[Recorded data]
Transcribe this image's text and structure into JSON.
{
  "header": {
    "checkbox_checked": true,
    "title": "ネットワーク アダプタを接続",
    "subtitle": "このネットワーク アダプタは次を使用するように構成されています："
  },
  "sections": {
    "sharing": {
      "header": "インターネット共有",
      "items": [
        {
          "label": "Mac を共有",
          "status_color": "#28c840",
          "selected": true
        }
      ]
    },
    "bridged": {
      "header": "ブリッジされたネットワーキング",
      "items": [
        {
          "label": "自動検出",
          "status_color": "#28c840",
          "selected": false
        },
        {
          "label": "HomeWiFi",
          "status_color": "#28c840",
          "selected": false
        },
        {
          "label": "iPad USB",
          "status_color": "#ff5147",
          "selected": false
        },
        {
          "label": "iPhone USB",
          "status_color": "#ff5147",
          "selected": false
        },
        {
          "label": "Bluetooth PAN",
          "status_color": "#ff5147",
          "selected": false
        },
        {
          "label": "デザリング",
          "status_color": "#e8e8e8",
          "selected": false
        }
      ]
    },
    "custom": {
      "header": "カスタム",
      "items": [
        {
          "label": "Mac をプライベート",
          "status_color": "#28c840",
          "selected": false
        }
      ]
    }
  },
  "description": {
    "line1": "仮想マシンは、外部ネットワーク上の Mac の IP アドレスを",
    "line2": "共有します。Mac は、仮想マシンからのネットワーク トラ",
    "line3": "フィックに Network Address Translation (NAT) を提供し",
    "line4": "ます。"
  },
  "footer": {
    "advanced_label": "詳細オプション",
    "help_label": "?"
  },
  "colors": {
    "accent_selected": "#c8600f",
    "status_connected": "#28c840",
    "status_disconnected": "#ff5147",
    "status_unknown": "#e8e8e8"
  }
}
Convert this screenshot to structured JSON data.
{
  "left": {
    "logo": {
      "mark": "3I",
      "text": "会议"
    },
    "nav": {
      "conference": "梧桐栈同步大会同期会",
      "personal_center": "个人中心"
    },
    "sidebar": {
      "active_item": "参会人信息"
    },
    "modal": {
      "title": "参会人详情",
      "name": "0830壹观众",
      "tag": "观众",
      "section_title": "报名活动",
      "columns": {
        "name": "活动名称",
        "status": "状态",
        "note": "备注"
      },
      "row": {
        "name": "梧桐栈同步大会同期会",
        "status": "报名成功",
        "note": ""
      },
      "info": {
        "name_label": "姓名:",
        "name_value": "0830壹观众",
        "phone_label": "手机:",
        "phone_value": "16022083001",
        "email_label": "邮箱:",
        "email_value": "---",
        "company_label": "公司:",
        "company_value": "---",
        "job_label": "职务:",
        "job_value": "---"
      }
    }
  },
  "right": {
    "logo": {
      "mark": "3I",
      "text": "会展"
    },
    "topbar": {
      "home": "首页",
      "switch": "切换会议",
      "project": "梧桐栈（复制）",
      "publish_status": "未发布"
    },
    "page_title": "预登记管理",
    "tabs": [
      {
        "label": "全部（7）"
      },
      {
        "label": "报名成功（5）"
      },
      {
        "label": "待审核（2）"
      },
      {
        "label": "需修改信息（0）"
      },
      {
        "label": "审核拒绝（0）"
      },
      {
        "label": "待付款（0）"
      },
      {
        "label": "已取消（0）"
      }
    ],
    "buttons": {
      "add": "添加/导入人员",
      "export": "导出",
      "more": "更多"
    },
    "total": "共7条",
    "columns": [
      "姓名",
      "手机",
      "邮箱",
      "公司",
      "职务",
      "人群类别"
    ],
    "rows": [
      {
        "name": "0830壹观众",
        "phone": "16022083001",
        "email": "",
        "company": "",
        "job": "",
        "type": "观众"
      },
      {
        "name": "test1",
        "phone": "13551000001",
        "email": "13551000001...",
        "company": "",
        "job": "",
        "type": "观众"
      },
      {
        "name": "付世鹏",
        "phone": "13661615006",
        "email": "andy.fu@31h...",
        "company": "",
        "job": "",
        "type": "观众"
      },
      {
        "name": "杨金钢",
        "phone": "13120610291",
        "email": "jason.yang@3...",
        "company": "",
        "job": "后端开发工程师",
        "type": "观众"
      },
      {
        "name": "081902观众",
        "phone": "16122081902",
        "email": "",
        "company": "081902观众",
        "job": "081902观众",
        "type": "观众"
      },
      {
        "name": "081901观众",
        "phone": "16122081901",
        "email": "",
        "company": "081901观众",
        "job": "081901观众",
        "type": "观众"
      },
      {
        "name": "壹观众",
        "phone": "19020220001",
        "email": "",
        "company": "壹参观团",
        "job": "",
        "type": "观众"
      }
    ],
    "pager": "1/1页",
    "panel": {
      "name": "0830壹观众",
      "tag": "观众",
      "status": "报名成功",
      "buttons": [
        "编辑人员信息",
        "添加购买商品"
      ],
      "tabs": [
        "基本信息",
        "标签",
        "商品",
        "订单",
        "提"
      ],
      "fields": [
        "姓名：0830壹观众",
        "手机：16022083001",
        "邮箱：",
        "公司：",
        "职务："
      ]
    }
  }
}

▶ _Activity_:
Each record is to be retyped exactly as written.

▶ _Task output_:
Transcribe this image's text and structure into JSON.
{
  "header": {
    "checkbox_checked": true,
    "title": "ネットワーク アダプタを接続",
    "subtitle": "このネットワーク アダプタは次を使用するように構成されています："
  },
  "sections": {
    "sharing": {
      "header": "インターネット共有",
      "items": [
        {
          "label": "Mac を共有",
          "status_color": "#28c840",
          "selected": true
        }
      ]
    },
    "bridged": {
      "header": "ブリッジされたネットワーキング",
      "items": [
        {
          "label": "自動検出",
          "status_color": "#28c840",
          "selected": false
        },
        {
          "label": "HomeWiFi",
          "status_color": "#28c840",
          "selected": false
        },
        {
          "label": "iPad USB",
          "status_color": "#ff5147",
          "selected": false
        },
        {
          "label": "iPhone USB",
          "status_color": "#ff5147",
          "selected": false
        },
        {
          "label": "Bluetooth PAN",
          "status_color": "#ff5147",
          "selected": false
        },
        {
          "label": "デザリング",
          "status_color": "#e8e8e8",
          "selected": false
        }
      ]
    },
    "custom": {
      "header": "カスタム",
      "items": [
        {
          "label": "Mac をプライベート",
          "status_color": "#28c840",
          "selected": false
        }
      ]
    }
  },
  "description": {
    "line1": "仮想マシンは、外部ネットワーク上の Mac の IP アドレスを",
    "line2": "共有します。Mac は、仮想マシンからのネットワーク トラ",
    "line3": "フィックに Network Address Translation (NAT) を提供し",
    "line4": "ます。"
  },
  "footer": {
    "advanced_label": "詳細オプション",
    "help_label": "?"
  },
  "colors": {
    "accent_selected": "#c8600f",
    "status_connected": "#28c840",
    "status_disconnected": "#ff5147",
    "status_unknown": "#e8e8e8"
  }
}
Convert this screenshot to structured JSON data.
{
  "left": {
    "logo": {
      "mark": "3I",
      "text": "会议"
    },
    "nav": {
      "conference": "梧桐栈同步大会同期会",
      "personal_center": "个人中心"
    },
    "sidebar": {
      "active_item": "参会人信息"
    },
    "modal": {
      "title": "参会人详情",
      "name": "0830壹观众",
      "tag": "观众",
      "section_title": "报名活动",
      "columns": {
        "name": "活动名称",
        "status": "状态",
        "note": "备注"
      },
      "row": {
        "name": "梧桐栈同步大会同期会",
        "status": "报名成功",
        "note": ""
      },
      "info": {
        "name_label": "姓名:",
        "name_value": "0830壹观众",
        "phone_label": "手机:",
        "phone_value": "16022083001",
        "email_label": "邮箱:",
        "email_value": "---",
        "company_label": "公司:",
        "company_value": "---",
        "job_label": "职务:",
        "job_value": "---"
      }
    }
  },
  "right": {
    "logo": {
      "mark": "3I",
      "text": "会展"
    },
    "topbar": {
      "home": "首页",
      "switch": "切换会议",
      "project": "梧桐栈（复制）",
      "publish_status": "未发布"
    },
    "page_title": "预登记管理",
    "tabs": [
      {
        "label": "全部（7）"
      },
      {
        "label": "报名成功（5）"
      },
      {
        "label": "待审核（2）"
      },
      {
        "label": "需修改信息（0）"
      },
      {
        "label": "审核拒绝（0）"
      },
      {
        "label": "待付款（0）"
      },
      {
        "label": "已取消（0）"
      }
    ],
    "buttons": {
      "add": "添加/导入人员",
      "export": "导出",
      "more": "更多"
    },
    "total": "共7条",
    "columns": [
      "姓名",
      "手机",
      "邮箱",
      "公司",
      "职务",
      "人群类别"
    ],
    "rows": [
      {
        "name": "0830壹观众",
        "phone": "16022083001",
        "email": "",
        "company": "",
        "job": "",
        "type": "观众"
      },
      {
        "name": "test1",
        "phone": "13551000001",
        "email": "13551000001...",
        "company": "",
        "job": "",
        "type": "观众"
      },
      {
        "name": "付世鹏",
        "phone": "13661615006",
        "email": "andy.fu@31h...",
        "company": "",
        "job": "",
        "type": "观众"
      },
      {
        "name": "杨金钢",
        "phone": "13120610291",
        "email": "jason.yang@3...",
        "company": "",
        "job": "后端开发工程师",
        "type": "观众"
      },
      {
        "name": "081902观众",
        "phone": "16122081902",
        "email": "",
        "company": "081902观众",
        "job": "081902观众",
        "type": "观众"
      },
      {
        "name": "081901观众",
        "phone": "16122081901",
        "email": "",
        "company": "081901观众",
        "job": "081901观众",
        "type": "观众"
      },
      {
        "name": "壹观众",
        "phone": "19020220001",
        "email": "",
        "company": "壹参观团",
        "job": "",
        "type": "观众"
      }
    ],
    "pager": "1/1页",
    "panel": {
      "name": "0830壹观众",
      "tag": "观众",
      "status": "报名成功",
      "buttons": [
        "编辑人员信息",
        "添加购买商品"
      ],
      "tabs": [
        "基本信息",
        "标签",
        "商品",
        "订单",
        "提"
      ],
      "fields": [
        "姓名：0830壹观众",
        "手机：16022083001",
        "邮箱：",
        "公司：",
        "职务："
      ]
    }
  }
}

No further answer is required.